As for the Incubation Station, check out the video interview with Wynne below and for more info visit

We’ve got a lot more SXSW coverage where this came from

We Kicked Off The SXSW ATX Startup Crawl At Ordoro (Video) [SXSW]

Ordoro,ATX Startup Crawl,SXSW startup crawl,sxsw,sxsw13Ordoro is an e-commerce business owners dream. Their suite of tools to help e-commerce professionals who actually ship products help save time and increase the bottom line.

Nibletz co-founder and CEO Nick Tippmann, owned an e-commerce business as a junior and senior in high school that made over six figures in his senior year, not too shabby for selling electronics out of his parent garage. When we first arrived at Ordoro and found out what they were all about Tippmann admitted he really could have used that in the early part of the 2000s.

The Austin based startup raised $1.2 million dollars in a Series A round last summer.
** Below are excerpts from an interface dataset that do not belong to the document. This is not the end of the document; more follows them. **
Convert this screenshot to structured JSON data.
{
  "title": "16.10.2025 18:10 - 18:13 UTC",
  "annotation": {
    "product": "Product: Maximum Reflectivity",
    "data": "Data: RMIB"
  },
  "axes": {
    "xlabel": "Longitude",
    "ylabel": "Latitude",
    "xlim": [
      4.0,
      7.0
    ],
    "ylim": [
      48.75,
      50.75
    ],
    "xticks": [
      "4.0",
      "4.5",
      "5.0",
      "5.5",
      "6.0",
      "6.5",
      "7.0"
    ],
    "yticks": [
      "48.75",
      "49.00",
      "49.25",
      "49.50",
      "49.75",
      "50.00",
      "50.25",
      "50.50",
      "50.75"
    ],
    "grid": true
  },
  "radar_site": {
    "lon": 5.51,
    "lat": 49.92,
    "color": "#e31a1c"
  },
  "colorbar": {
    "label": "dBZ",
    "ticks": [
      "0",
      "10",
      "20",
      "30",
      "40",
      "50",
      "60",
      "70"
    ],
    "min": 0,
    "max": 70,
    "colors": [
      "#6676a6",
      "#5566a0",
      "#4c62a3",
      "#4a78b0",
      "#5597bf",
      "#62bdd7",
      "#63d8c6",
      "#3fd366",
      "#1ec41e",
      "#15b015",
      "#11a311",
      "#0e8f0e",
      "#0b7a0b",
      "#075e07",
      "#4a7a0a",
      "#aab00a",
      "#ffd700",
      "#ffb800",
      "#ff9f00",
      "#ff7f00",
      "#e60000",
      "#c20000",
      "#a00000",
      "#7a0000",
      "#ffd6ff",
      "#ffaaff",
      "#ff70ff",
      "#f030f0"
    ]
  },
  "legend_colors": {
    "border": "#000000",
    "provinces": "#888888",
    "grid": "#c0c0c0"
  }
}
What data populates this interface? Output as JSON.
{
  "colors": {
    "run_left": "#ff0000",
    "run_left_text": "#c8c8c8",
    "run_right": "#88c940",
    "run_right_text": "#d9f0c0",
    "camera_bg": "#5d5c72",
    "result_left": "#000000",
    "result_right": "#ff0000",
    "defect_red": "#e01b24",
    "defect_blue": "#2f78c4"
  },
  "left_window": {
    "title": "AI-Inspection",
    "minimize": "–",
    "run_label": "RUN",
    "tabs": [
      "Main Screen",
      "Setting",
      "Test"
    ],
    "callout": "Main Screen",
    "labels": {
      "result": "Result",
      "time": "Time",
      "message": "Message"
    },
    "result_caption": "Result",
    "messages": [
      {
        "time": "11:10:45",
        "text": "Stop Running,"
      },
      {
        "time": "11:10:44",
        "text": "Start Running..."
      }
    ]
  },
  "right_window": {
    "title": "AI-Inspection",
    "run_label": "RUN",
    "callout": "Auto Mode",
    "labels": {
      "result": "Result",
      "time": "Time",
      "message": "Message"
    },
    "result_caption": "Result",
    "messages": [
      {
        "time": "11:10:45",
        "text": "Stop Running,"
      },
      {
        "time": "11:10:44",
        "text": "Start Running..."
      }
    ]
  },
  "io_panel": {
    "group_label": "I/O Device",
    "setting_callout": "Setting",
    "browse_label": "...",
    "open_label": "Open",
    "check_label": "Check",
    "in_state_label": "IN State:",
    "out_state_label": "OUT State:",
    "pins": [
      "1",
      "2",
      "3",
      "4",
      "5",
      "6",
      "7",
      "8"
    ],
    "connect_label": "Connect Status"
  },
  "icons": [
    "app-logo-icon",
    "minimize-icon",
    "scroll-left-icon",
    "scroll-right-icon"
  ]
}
A huge feat for a startup that was passed up for Capital Factory. reports that it’s no loss though because Capital Factory founders Joshua Baer and Bill Boebel participated in the round.

We started our trek on the ATX SXSW Startup Crawl at Ordoro and it was a pleasure meeting co-founders Jag Narayan and Naruby Schlenker.  Schlenker took a few minutes with us to tell us all about Ordoro and how to say it like an Italian.

Check out the video below and for more visit

We’ve got a ton of SXSW 2013 coverage here.